Kia has made the Soul bigger but only on the inside. The just-updated vehicle is stronger under the hood, too. These improvements don't come at the cost of its affordable fun factor. At just over $17k to start, it's one of the least expensive ways you'll have a good time in a new car.
*What It Is
The Soul is one of the original box cars, a type of car popular for many years in Japan, where space (especially parking space) is scarce and gas is expensive. They began to be seen here about 10 years ago. Others of this kind include the Scion (RIP) xB and Nissan Cube.
Box cars have become popular here because they're different (for once) and inexpensive (for a change).
Prices begin at $17,490 for the base LX trim, which comes standard with a 2.0-liter four-cylinder engine and a six-speed manual transmission -- part of the fun. A continuously variable (CVT) automatic transmission is optional.
Also available is a turbocharged 1.6-liter four-cylinder engine paired with a seven-speed automated manual transmission. This is the heart of the top-of-the-line Soul GT-Line Turbo, which costs $27,490.
The 2020 Soul is new from the tread up.
It's only slightly bigger on the outside than before but much bigger on the inside. Max cargo space has been opened up to 62.1 cubic feet with the back seats down (previously 49.5 cubic feet), and there are now 24.2 cubic feet behind the back seats (previously 18.8 cubic feet).
Front-seat legroom has also been increased by about an inch.
And there are 17 more standard horsepower under the hood, along with better gas mileage.
It's a practical car that's also a fun car.
It has much more room without much more size.
It's still available with a manual transmission.
*What's Not So Good
Manual transmission is only available with the base LX trim and the base 2.0-liter engine.
*Under the Hood
The old Soul's standard 1.6-liter engine without a turbo was easy on gas but didn't make it easy to pass. It has just 130 horsepower and only 118 foot-pounds of torque.
The new Soul comes standard with a larger 2.0-liter engine that has 147 horsepower and 132 foot-pounds of torque while being easier on gas.
With the optional CVT automatic, the 2020 Soul 2.0 can hit 27 mpg city and 33 mpg highway.
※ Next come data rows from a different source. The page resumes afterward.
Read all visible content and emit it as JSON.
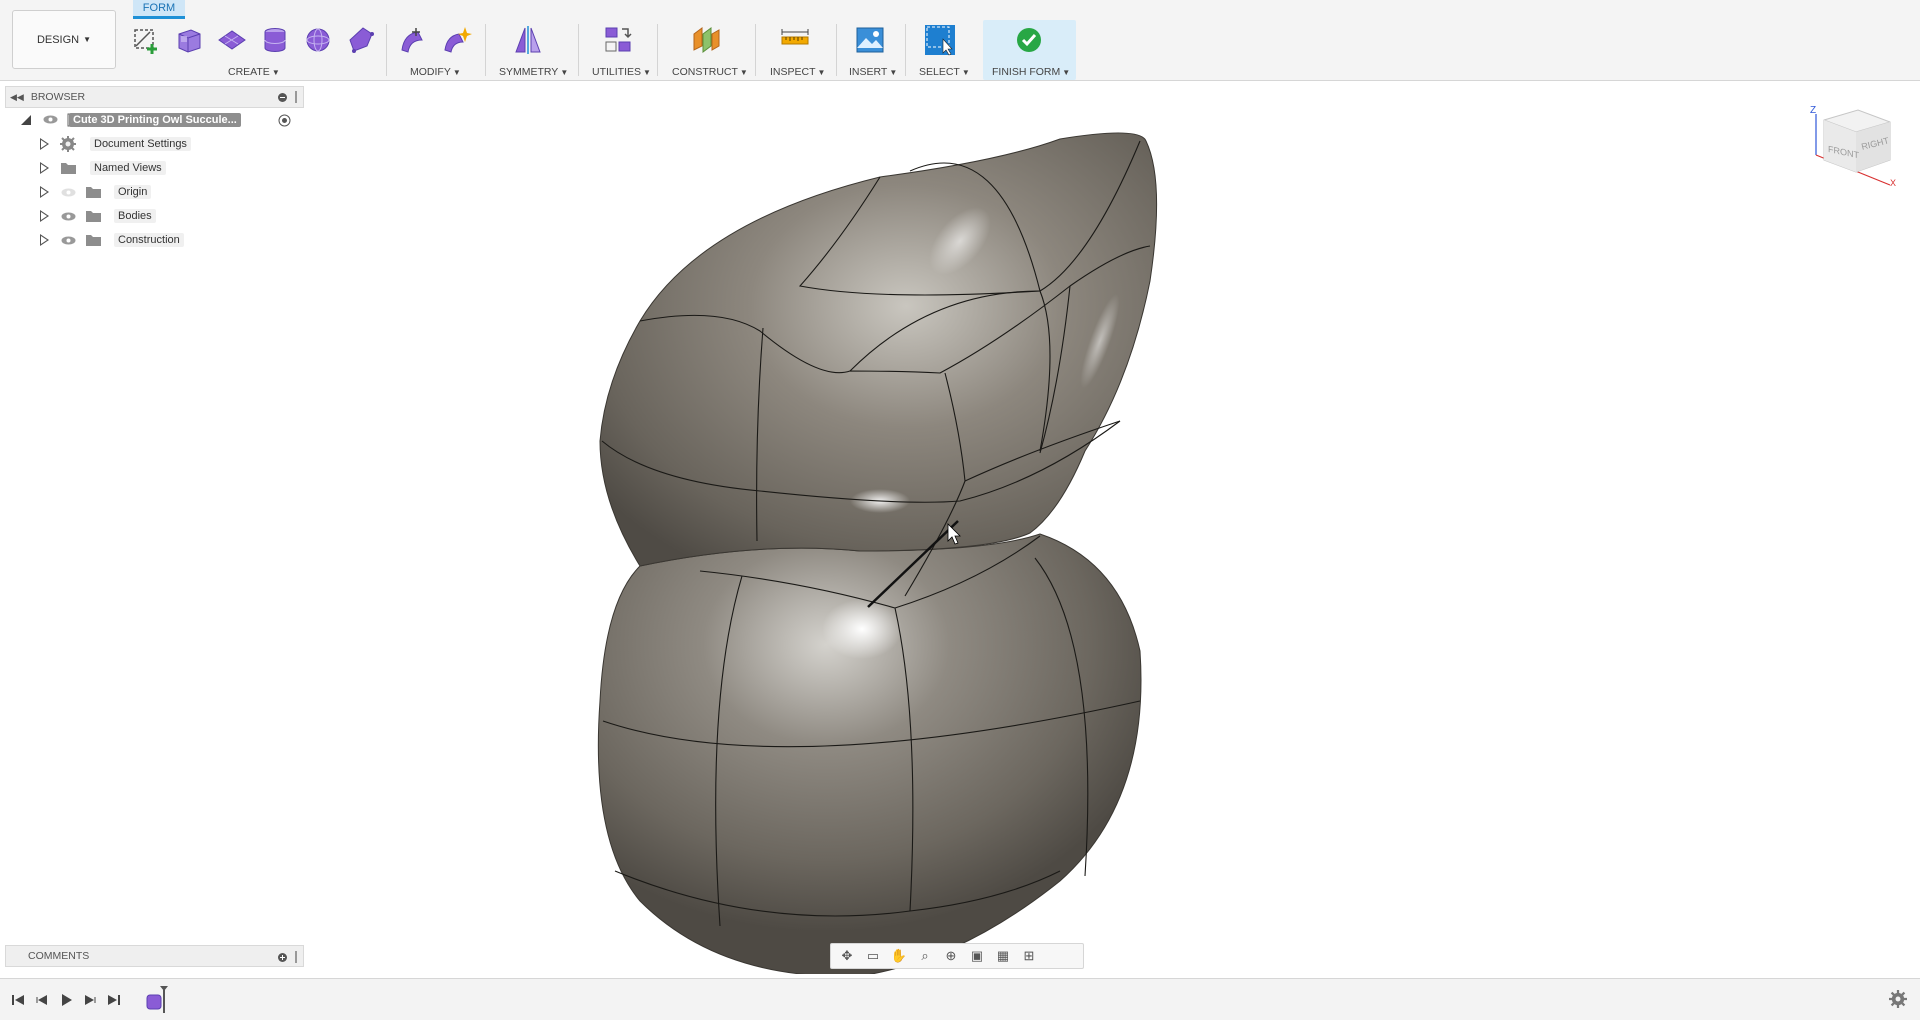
{
  "toolbar": {
    "workspace_label": "DESIGN",
    "active_tab": "FORM",
    "groups": {
      "create": "CREATE",
      "modify": "MODIFY",
      "symmetry": "SYMMETRY",
      "utilities": "UTILITIES",
      "construct": "CONSTRUCT",
      "inspect": "INSPECT",
      "insert": "INSERT",
      "select": "SELECT",
      "finish": "FINISH FORM"
    }
  },
  "browser": {
    "title": "BROWSER",
    "root": "Cute 3D Printing Owl Succule...",
    "items": [
      {
        "label": "Document Settings",
        "icon": "gear-icon"
      },
      {
        "label": "Named Views",
        "icon": "folder-icon"
      },
      {
        "label": "Origin",
        "icon": "folder-icon"
      },
      {
        "label": "Bodies",
        "icon": "folder-icon"
      },
      {
        "label": "Construction",
        "icon": "folder-icon"
      }
    ]
  },
  "comments": {
    "title": "COMMENTS"
  },
  "viewcube": {
    "front": "FRONT",
    "right": "RIGHT",
    "axis_z": "Z",
    "axis_x": "X"
  },
  "colors": {
    "accent": "#1e90d6",
    "create_icon": "#8a5cd6",
    "finish_green": "#28a745",
    "toolbar_bg": "#f4f4f4"
  }
}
Last year's 1.6-liter-powered Soul got 26 mpg city and 31 mpg highway.
You can still get a six-speed manual if you prefer to row your own, and you'll still get 25 mpg city and 31 mpg highway. Last year's lower-powered Soul with manual transmission got 24 mpg city and 30 mpg highway.
For more power and nearly the same gas mileage, there's the optional 1.6-liter engine with a turbo. It has 201 horsepower and 195 foot-pounds of torque at just 1,500 rpm.
This engine only comes with Kia's seven-speed automated manual transmission. Despite the upticked power, the mileage isn't downticked much. It still gets 27 mpg city and 32 mpg highway, virtually the same mileage as the 2.0-liter-equipped Soul.
*On the Road
The old Soul was fun but slow, unless you opted for the optional turbocharged engine. The new Soul has enough power to be fun with the standard engine and more fun with its optional turbo engine.
It would be more so if Kia would let you buy it with the manual transmission you can select with the standard engine.
Either way, the Soul's abbreviated exterior dimensions -- it's only 165.2 inches long -- give it a tight turning circle and the ability to slot into a parking spot most other cars have to pass by.
*At the Curb
Though the new Soul is only about 2 inches longer overall, total cargo capacity has bee increased by about 25 percent to 62.1 cubic feet -- about four times the capacity of a typical midsize sedan.
The Soul also has more room for passengers than most midsize cars.
But most of all, it has a distinctively jaunty look -- and attitude. It's a car that isn't like other cars, regardless of price, which is a big part of its charm.
Like its box car rivals, the Soul isn't available with all-wheel drive. But it does come standard with 6.7 inches of ground clearance -- more than last year's, which had 5.9 inches. And that will help when it snows.
*The Bottom Line
Cars are supposed to be fun, as well as be transportation. The Soul is both -- and more!
Eric Peters' weekly column, "Peters' Garage," can be found at creators.com.